Trump’s tweets were in reference to a recent live interview with Cruz, during which she is playing a video of Acting Homeland Security Secretary Elaine Duke, and asked to react. In the video, Duke expressed contentment with U.S. efforts to provide aid to Puerto Rico.
“It is really a good news story in terms of our ability to reach people and the limited number of deaths that have taken place,” Duke said.
After watching this video, on live television Cruz reacted negatively, expressing that being in Puerto Rico and witnessing the devastation first-hand gave her a different perspective.
“This is, damn it, this is not a good news story,” she said. “This is a ‘people are dying’ story. This is a ‘life or death’ story. This is ‘there’s a truckload of stuff that cannot be taken to people’ story. This is a story of a devastation that continues to worsen.”
Miranda, in response to Trump’s tweets about Cruz’s comments, “You’re going straight to hell, @realDonaldTrump. No long lines for you. Someone will say, ‘Right this way, sir.’ They’ll clear a path.”
This was followed by, “[Cruz] has been working 24/7. You have been GOLFING. You’re going straight to hell. Fastest golf cart you ever took.”
Trump’s tweets and Miranda’s response have been heavily covered by news organizations, including Vox and The New York Times. Likewise, Luis Miranda, Lin-Manuel Miranda’s father, responded to the tweets in an article appearing in the New York Daily News.
“As Trump was calling our people lazy, Lin-Manuel and I were on our way to increase support for relief efforts,” he wrote. “We have been working nonstop to help Puerto Rico since Hurricane Maria hit the island more than 10 days ago. It took my son an hour to respond to his insulting tweets, after a long hour of introspection and reflection.”
Student reactions to Miranda’s tweeting, and the more general tendency of politicians to use Twitter as a medium for political conversations, have been mixed.
“I think Lin-Manuel Miranda’s reaction was justified given the utter lack of response by the president to the humanitarian needs of Puerto Rico,” Meg Cummings ’20 said. “Let’s be honest, the president was already going to hell before he attacked a woman saving her citizens from a natural disaster from his golf course. It’s just nice to see it written out so succinctly.”
Emma Greenfield ’20 expressed similar feelings.
“I think it’s obvious that Trump is completely out of line and he should at least keep his mouth shut if he isn’t going to be helpful, and let the people who are doing stuff do their thing,” Greenfield said. “And I think it’s super important when people, especially people like Lin-Manuel who have a lot of influence, call him out on his B.S.”

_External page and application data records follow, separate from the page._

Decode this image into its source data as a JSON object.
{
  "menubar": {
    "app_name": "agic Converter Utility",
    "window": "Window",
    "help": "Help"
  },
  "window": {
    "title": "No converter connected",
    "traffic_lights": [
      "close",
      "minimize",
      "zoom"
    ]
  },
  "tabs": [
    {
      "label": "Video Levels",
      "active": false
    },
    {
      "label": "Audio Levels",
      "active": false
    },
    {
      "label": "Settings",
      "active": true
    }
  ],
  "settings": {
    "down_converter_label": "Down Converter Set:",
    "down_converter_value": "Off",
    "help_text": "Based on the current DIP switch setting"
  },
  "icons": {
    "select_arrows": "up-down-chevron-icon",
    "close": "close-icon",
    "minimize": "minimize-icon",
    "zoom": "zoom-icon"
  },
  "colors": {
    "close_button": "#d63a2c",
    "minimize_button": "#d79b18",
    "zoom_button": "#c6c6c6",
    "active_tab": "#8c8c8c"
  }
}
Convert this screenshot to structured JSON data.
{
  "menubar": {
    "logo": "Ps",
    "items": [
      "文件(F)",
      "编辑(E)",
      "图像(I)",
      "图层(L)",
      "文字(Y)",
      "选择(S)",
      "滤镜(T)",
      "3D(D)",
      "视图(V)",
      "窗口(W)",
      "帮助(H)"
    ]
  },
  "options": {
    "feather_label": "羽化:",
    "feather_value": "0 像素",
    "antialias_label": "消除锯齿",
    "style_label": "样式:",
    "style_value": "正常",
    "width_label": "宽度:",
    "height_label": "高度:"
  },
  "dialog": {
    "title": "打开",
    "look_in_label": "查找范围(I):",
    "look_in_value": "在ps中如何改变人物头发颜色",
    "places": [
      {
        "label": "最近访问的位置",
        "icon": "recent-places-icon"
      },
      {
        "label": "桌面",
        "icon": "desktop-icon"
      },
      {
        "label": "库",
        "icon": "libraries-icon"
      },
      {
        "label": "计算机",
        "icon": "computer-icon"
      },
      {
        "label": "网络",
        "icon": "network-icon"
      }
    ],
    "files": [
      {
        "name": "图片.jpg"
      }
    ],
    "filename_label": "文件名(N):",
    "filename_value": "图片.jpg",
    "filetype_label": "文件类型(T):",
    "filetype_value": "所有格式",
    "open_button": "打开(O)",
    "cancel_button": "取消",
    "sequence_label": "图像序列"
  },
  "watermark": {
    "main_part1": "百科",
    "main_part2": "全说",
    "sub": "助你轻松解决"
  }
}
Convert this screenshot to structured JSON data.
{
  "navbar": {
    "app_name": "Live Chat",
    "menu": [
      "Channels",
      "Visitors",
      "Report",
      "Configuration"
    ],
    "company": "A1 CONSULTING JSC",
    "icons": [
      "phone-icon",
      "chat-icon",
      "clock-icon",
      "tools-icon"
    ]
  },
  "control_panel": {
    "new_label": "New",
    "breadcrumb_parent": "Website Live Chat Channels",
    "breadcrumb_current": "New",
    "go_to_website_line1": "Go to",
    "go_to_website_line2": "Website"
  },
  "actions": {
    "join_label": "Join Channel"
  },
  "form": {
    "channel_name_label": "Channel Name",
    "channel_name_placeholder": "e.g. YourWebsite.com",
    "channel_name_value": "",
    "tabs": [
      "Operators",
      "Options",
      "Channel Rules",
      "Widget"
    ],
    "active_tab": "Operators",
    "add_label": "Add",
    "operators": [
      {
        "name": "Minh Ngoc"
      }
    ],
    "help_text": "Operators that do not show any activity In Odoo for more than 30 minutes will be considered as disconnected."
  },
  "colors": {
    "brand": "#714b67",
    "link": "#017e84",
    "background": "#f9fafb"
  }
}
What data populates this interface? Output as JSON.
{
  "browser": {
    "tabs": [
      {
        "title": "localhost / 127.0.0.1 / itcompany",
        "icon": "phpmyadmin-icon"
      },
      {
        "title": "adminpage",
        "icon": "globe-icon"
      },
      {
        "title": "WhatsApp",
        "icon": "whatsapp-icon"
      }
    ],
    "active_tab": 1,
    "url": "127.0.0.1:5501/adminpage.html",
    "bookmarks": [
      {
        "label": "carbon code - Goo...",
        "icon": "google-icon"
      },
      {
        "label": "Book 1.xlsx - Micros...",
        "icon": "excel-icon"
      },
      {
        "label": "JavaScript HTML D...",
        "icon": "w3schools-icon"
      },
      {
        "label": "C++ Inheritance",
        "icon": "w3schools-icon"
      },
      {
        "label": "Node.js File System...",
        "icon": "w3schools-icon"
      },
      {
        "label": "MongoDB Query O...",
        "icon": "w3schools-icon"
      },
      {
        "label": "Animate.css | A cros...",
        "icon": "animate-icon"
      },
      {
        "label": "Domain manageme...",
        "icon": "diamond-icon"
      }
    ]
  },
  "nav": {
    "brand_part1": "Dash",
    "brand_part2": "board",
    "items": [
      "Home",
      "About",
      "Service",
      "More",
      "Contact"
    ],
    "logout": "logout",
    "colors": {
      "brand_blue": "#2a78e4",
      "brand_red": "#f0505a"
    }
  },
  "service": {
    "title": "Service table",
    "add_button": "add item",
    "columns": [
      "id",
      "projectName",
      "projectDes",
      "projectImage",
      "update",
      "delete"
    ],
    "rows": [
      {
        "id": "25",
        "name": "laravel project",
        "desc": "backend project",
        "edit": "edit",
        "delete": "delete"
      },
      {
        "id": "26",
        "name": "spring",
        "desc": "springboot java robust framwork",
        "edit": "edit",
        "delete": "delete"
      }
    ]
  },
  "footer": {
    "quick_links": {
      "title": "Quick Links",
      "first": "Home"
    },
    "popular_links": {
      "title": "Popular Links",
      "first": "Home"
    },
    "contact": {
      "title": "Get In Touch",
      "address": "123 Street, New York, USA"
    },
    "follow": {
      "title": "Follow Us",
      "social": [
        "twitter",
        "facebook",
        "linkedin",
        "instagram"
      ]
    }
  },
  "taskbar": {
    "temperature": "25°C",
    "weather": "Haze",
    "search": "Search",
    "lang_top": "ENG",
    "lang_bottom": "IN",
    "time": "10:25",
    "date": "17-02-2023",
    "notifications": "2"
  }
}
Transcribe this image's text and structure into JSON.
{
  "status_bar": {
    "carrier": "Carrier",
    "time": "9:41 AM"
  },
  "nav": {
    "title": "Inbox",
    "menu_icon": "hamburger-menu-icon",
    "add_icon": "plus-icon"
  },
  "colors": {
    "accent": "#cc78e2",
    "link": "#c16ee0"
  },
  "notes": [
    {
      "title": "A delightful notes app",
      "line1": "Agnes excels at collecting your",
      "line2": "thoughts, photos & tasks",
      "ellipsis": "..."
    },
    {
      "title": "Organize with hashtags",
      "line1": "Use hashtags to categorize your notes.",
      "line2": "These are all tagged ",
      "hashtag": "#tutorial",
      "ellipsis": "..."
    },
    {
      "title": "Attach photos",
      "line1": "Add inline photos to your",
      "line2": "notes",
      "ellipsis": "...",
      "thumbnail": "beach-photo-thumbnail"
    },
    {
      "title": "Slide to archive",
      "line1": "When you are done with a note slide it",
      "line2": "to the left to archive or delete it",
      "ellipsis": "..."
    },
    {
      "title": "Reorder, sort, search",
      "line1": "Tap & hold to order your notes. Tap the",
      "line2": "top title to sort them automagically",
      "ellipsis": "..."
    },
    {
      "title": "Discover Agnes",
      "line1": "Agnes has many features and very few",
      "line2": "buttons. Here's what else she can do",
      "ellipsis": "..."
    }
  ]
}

Greenfield added, however, that she felt that conversations such as this one would resonate more strongly on a different platform.
“It makes me kind of sad that Twitter wars are a good an acceptable response to this, and sometimes it becomes like a middle school battle,” she said. “But I also recognize that Lin-Manuel is not a politician, so he can really do whatever he wants. Trump probably should just not make all his announcements through Twitter.”
The actions of both Miranda and Trump are emblematic of the larger dynamic of political discussions through social media. Trump is the first president to actively utilize Twitter as a microphone for his individual thoughts, and this direct use of public communication has been met with mixed responses.
After his tweets directed at Trump, Miranda notably addressed his followers in a tweet later on Sept. 30.
“I have been so moved by YOUR generosity since Maria,” he wrote. “You deserve a leader who shares an OUNCE, a SHRED of the compassion you all have.”
Miranda, in addition to promoting aid organizations, has stated that he will be releasing a song for Puerto Rico on Oct. 6, and it will feature a variety of celebrity artists.
“It’s a love letter to Puerto Rico,” he said to CNN.
Emmy Hughes can be reached at firstname.lastname@example.org or on Twitter @emmyughes.